Midmarsh John said...

It's a few years since Fieldfares descended on the village. Last time was one snowy week when they spent a few days devouring windfall apples in a few gardens.

The History Anorak said...
This comment has been removed by the author.
thelma said...

Feeding the birds is always fun. We have two grey squirrels who haunt the bird table, but our little gatherings consist of chaffinches, also a gold crest, then there are robins, sparrows, blue tits, great tits and long tailed tits. Not forgetting of course collared doves, pigeons and pheasants. The only bird I do not see a lot of here in Yorkshire, is the magpie, whereas down in Essex there were plenty...

Granny Sue said...

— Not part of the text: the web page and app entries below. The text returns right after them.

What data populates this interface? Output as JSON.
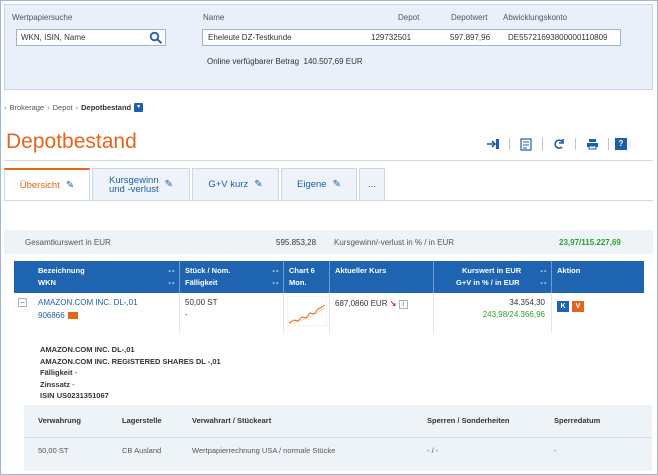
{
  "search": {
    "label": "Wertpapiersuche",
    "placeholder": "WKN, ISIN, Name",
    "value": "WKN, ISIN, Name"
  },
  "account": {
    "name_label": "Name",
    "depot_label": "Depot",
    "depotwert_label": "Depotwert",
    "konto_label": "Abwicklungskonto",
    "name": "Eheleute DZ-Testkunde",
    "depot": "129732501",
    "depotwert": "597.897,96",
    "konto": "DE55721693800000110809",
    "available_label": "Online verfügbarer Betrag",
    "available_value": "140.507,69 EUR"
  },
  "breadcrumb": [
    "Brokerage",
    "Depot",
    "Depotbestand"
  ],
  "page_title": "Depotbestand",
  "tabs": [
    {
      "line1": "Übersicht",
      "line2": ""
    },
    {
      "line1": "Kursgewinn",
      "line2": "und -verlust"
    },
    {
      "line1": "G+V kurz",
      "line2": ""
    },
    {
      "line1": "Eigene",
      "line2": ""
    },
    {
      "line1": "...",
      "line2": ""
    }
  ],
  "totals": {
    "label": "Gesamtkurswert in EUR",
    "value": "595.853,28",
    "gv_label": "Kursgewinn/-verlust in % / in EUR",
    "gv_value": "23,97/115.227,69"
  },
  "table": {
    "headers": {
      "bez1": "Bezeichnung",
      "bez2": "WKN",
      "stk1": "Stück / Nom.",
      "stk2": "Fälligkeit",
      "chart1": "Chart 6",
      "chart2": "Mon.",
      "kurs": "Aktueller Kurs",
      "kw1": "Kurswert in EUR",
      "kw2": "G+V in % / in EUR",
      "aktion": "Aktion",
      "sort": "- -"
    },
    "row": {
      "name": "AMAZON.COM INC. DL-,01",
      "wkn": "906866",
      "stueck": "50,00 ST",
      "faelligkeit": "-",
      "kurs": "687,0860 EUR",
      "kurswert": "34.354,30",
      "gv": "243,98/24.366,96",
      "action_k": "K",
      "action_v": "V",
      "info": "i"
    }
  },
  "details": {
    "line1": "AMAZON.COM INC. DL-,01",
    "line2": "AMAZON.COM INC. REGISTERED SHARES DL -,01",
    "faelligkeit_label": "Fälligkeit",
    "faelligkeit_value": "-",
    "zinssatz_label": "Zinssatz",
    "zinssatz_value": "-",
    "isin_label": "ISIN",
    "isin_value": "US0231351067"
  },
  "custody": {
    "h_verwahrung": "Verwahrung",
    "h_lagerstelle": "Lagerstelle",
    "h_verwahrart": "Verwahrart / Stückeart",
    "h_sperren": "Sperren / Sonderheiten",
    "h_sperrdatum": "Sperredatum",
    "v_verwahrung": "50,00 ST",
    "v_lagerstelle": "CB Ausland",
    "v_verwahrart": "Wertpapierrechnung USA / normale Stücke",
    "v_sperren": "- / -",
    "v_sperrdatum": "-"
  },
  "colors": {
    "accent": "#e3651d",
    "header_blue": "#1f64b0",
    "link_blue": "#1f5fa6",
    "positive_green": "#2e9e2e"
  }
}
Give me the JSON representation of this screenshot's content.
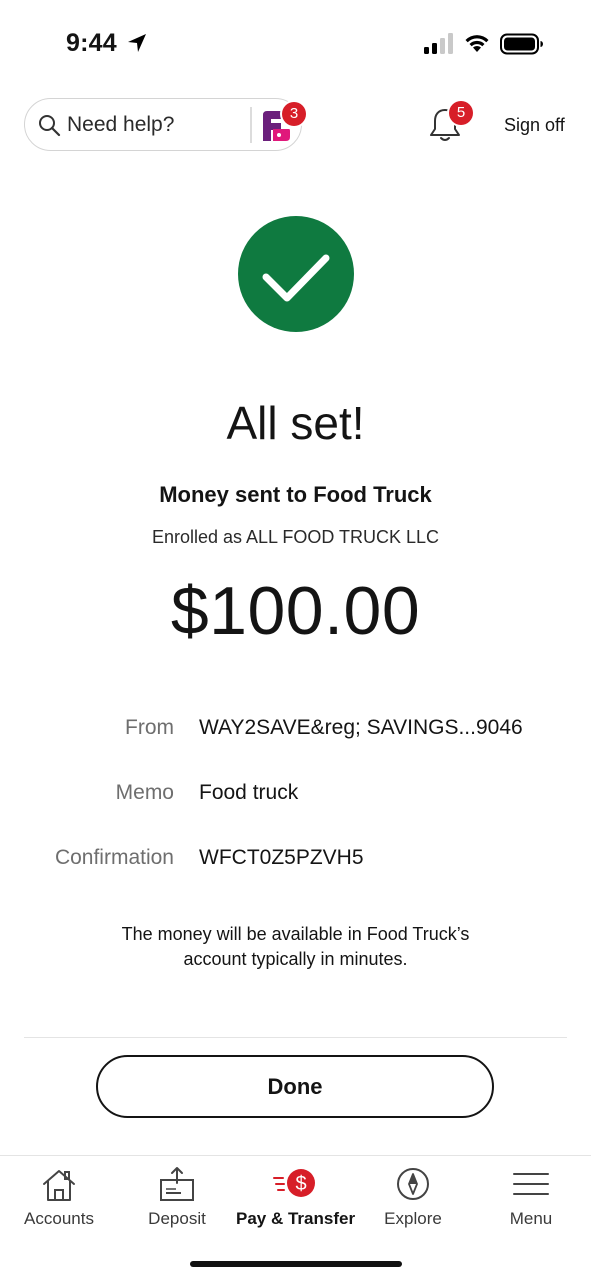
{
  "status_bar": {
    "time": "9:44"
  },
  "header": {
    "search_placeholder": "Need help?",
    "assistant_badge_count": "3",
    "notifications_badge_count": "5",
    "sign_off_label": "Sign off"
  },
  "confirmation": {
    "headline": "All set!",
    "recipient_line": "Money sent to Food Truck",
    "enrolled_line": "Enrolled as ALL FOOD TRUCK LLC",
    "amount": "$100.00",
    "details": [
      {
        "label": "From",
        "value": "WAY2SAVE&reg; SAVINGS...9046"
      },
      {
        "label": "Memo",
        "value": "Food truck"
      },
      {
        "label": "Confirmation",
        "value": "WFCT0Z5PZVH5"
      }
    ],
    "note": "The money will be available in Food Truck’s account typically in minutes.",
    "done_label": "Done"
  },
  "tab_bar": {
    "tabs": [
      {
        "label": "Accounts",
        "icon": "home-icon"
      },
      {
        "label": "Deposit",
        "icon": "deposit-icon"
      },
      {
        "label": "Pay & Transfer",
        "icon": "pay-transfer-icon",
        "active": true
      },
      {
        "label": "Explore",
        "icon": "compass-icon"
      },
      {
        "label": "Menu",
        "icon": "hamburger-menu-icon"
      }
    ]
  },
  "colors": {
    "success_green": "#0f7a40",
    "badge_red": "#d71e28",
    "brand_purple": "#6b1f7c",
    "brand_pink": "#e0187b"
  }
}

We feed here in the States too, Pat, and enjoy watching them very much. I had never heard of Fieldfares before, shall have to go look up a photo. Our winter visitors are the usual: chickadee, titmouse, nuthatch, woodpeckers, juncos (they have not yet arrived, but we call them snowbirds and they usually do seem to drag the snow in on their tails when they finally get here). Sometimes a few goldfinch winter over, occasionally robins do too. And sparrows, we have those or various kinds. The most flambouyant in winter is the pileated woodpecker, a big brute of a woodpecker.

meigancam01 said...

Very Nice article.
Love to read your blogs.
Thanks for sharing these articles.

Simon Douglas Thompson said...

Fieldfares only come into town when the weather is really bad. When it is, as you say, they violently strip bushes - ornamental ones on the estate I run through - in flocks of a hundred or more.